[Dataset rows describing interfaces]
○ ○ ○ ○ ○ ○ ○
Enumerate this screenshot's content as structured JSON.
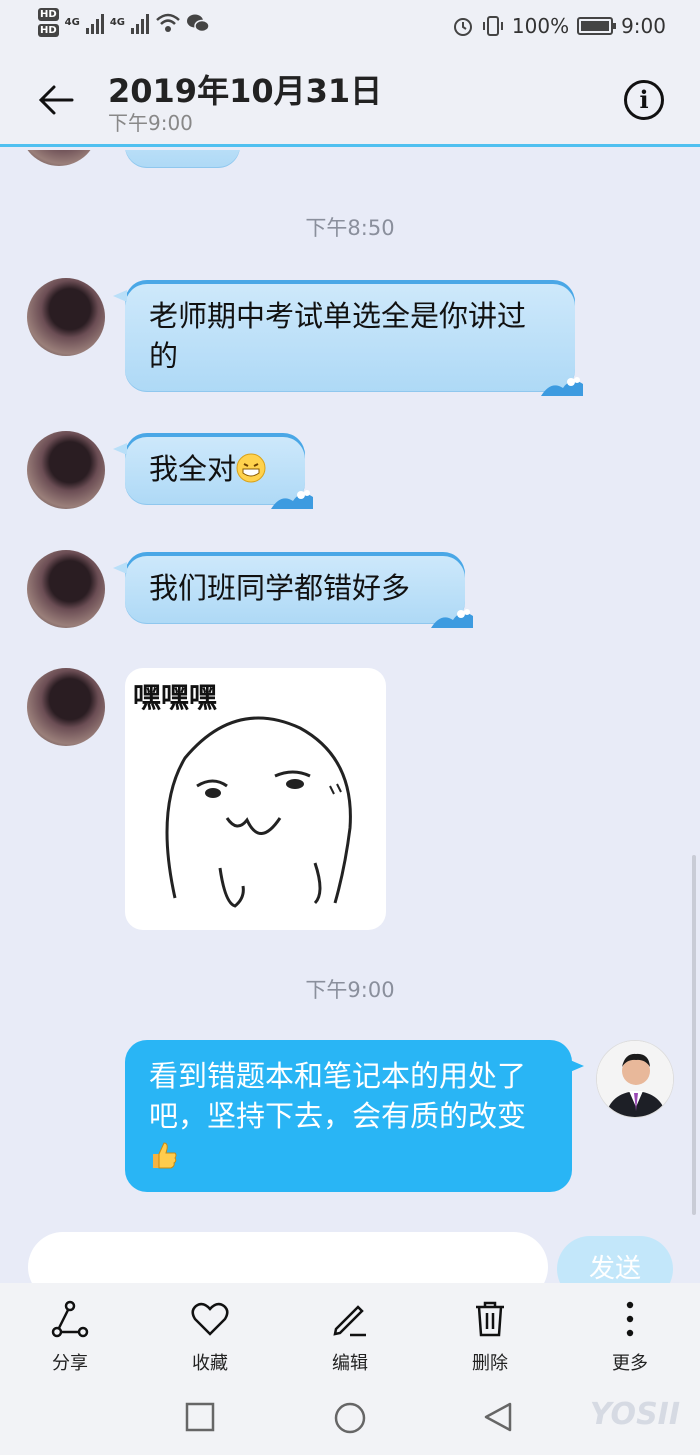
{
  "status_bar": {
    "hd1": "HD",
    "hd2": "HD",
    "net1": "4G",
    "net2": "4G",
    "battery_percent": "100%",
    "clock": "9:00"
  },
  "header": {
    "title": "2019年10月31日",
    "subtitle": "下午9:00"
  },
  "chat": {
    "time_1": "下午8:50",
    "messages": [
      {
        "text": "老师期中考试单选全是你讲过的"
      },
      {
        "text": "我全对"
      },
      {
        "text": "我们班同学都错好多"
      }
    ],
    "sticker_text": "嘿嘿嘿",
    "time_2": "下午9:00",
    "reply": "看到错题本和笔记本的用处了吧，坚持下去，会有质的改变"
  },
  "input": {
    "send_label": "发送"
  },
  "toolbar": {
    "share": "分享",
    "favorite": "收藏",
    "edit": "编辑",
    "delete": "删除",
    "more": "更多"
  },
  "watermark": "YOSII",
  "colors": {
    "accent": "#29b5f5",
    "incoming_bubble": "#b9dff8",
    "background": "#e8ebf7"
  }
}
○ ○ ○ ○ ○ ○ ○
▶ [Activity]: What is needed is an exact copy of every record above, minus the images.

▶ [Response area]:
Enumerate this screenshot's content as structured JSON.
{
  "status_bar": {
    "hd1": "HD",
    "hd2": "HD",
    "net1": "4G",
    "net2": "4G",
    "battery_percent": "100%",
    "clock": "9:00"
  },
  "header": {
    "title": "2019年10月31日",
    "subtitle": "下午9:00"
  },
  "chat": {
    "time_1": "下午8:50",
    "messages": [
      {
        "text": "老师期中考试单选全是你讲过的"
      },
      {
        "text": "我全对"
      },
      {
        "text": "我们班同学都错好多"
      }
    ],
    "sticker_text": "嘿嘿嘿",
    "time_2": "下午9:00",
    "reply": "看到错题本和笔记本的用处了吧，坚持下去，会有质的改变"
  },
  "input": {
    "send_label": "发送"
  },
  "toolbar": {
    "share": "分享",
    "favorite": "收藏",
    "edit": "编辑",
    "delete": "删除",
    "more": "更多"
  },
  "watermark": "YOSII",
  "colors": {
    "accent": "#29b5f5",
    "incoming_bubble": "#b9dff8",
    "background": "#e8ebf7"
  }
}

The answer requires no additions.